In August, the store announced their decision to make the leap across the pond. King of Prussia is only the second US location for Primark, with the first opening in Boston this past September. In addition, they plan to open seven more locations throughout the Northeast over the next two years.
Disclaimer: I'm slightly biased on this subject. I studied abroad in Ireland during college and for a broke twenty-something living out of a suitcase for a semester, Primark was my saving grace. Needless to say, I was ecstatic when I heard that they were starting to open stores near me.
As a department store, Primark will be competing with the likes of Macys and JCPenney, while as a fast-fashion retailer they will compete with the H&M's and Forever21's of the world. So how does Primark plan to compete against these retail giants? By leveraging their low cost, fast-fashion business model.
Being a fast-fashion retailer, they do not follow the standard four seasons that other retailers do. Primark changes their inventory every few weeks, ensuring that their clothes are always in line with the latest trends in the fashion world. However, it's more than always having the latest fashion on their shelves, Primark sells these items for cheap. CNN Money estimates that the average piece of clothing at Primark costs $6!
But how does Primark manage to keep their prices so low? According to their website, they applaud their lack of advertising, inventory planning/management, and efficient production for their ability to keep their merchandise affordable.
Unlike many US clothing retailers, Primark does not do a lot of advertising - claiming they only advertise when they open a new store. Instead, the retailer chooses to use their social media followers and word of mouth to promote their business. They encourage their customers to share their experiences on social media, using specific hashtags or tagging the stores page/account, to promote their brand. By leveraging social media buzz to market their stores, they are able to save on advertising costs.

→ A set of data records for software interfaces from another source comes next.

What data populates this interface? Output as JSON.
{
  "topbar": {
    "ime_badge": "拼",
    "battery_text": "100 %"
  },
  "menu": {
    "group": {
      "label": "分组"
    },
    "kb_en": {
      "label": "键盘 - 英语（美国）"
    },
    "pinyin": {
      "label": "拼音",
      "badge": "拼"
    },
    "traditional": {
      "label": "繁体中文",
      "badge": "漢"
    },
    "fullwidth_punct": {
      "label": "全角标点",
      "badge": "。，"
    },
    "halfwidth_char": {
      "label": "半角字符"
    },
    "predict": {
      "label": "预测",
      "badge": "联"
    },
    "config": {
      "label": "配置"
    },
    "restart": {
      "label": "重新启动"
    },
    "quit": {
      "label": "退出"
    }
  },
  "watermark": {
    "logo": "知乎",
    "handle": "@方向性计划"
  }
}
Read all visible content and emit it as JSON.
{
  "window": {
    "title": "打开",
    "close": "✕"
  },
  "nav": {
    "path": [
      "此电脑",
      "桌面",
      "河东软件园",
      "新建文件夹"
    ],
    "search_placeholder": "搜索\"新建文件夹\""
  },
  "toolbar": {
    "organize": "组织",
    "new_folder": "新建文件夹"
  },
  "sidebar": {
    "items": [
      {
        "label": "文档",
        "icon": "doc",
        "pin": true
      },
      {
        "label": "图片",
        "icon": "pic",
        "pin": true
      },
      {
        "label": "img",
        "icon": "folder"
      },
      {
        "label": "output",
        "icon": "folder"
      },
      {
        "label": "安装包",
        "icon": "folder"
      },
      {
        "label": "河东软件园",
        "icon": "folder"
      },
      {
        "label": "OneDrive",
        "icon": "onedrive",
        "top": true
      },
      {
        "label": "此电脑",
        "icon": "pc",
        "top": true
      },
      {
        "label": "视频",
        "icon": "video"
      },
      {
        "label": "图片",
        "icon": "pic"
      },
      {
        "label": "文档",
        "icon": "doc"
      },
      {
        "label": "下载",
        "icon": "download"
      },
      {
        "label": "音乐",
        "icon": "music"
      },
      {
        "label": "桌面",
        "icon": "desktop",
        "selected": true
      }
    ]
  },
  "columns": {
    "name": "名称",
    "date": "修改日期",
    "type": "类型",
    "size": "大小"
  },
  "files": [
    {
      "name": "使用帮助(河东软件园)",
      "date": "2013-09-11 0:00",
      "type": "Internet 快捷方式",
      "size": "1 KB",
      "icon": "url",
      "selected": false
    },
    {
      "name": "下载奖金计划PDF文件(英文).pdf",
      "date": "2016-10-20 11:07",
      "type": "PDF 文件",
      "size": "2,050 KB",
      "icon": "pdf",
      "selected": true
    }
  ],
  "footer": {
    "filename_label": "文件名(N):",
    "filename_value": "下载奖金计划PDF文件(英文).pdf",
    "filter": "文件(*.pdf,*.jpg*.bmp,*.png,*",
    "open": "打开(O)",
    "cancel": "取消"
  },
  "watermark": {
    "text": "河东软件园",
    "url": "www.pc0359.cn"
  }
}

Primark places large orders with their suppliers and orders are far in advance of when clothes will be in demand to allow for better planning by their suppliers. Also, they design their products so that materials can be sourced locally by manufacturers. Each of these factors helps Primark during the negotiation process when purchasing their clothes from suppliers. The large order sizes open the doors for volume discounts with suppliers, as opposed to multiple small orders throughout the year. Similarly, they give their suppliers sufficient time to fulfill orders, allowing for better planning and buying, which reduces the manufacturing costs. Finally, by ensuring that materials are readily available in the regions where clothes are manufactured, Primark avoids unnecessary transportation and logistics expenses that could drive up the materials costs.
Whether or not the US will catch "Primania" is yet to be seen, but it should be interesting to see what impact this newcomer may have on the US retail market. Regardless, I know where I will be doing my holiday shopping this season.
Image courtesy of primark.com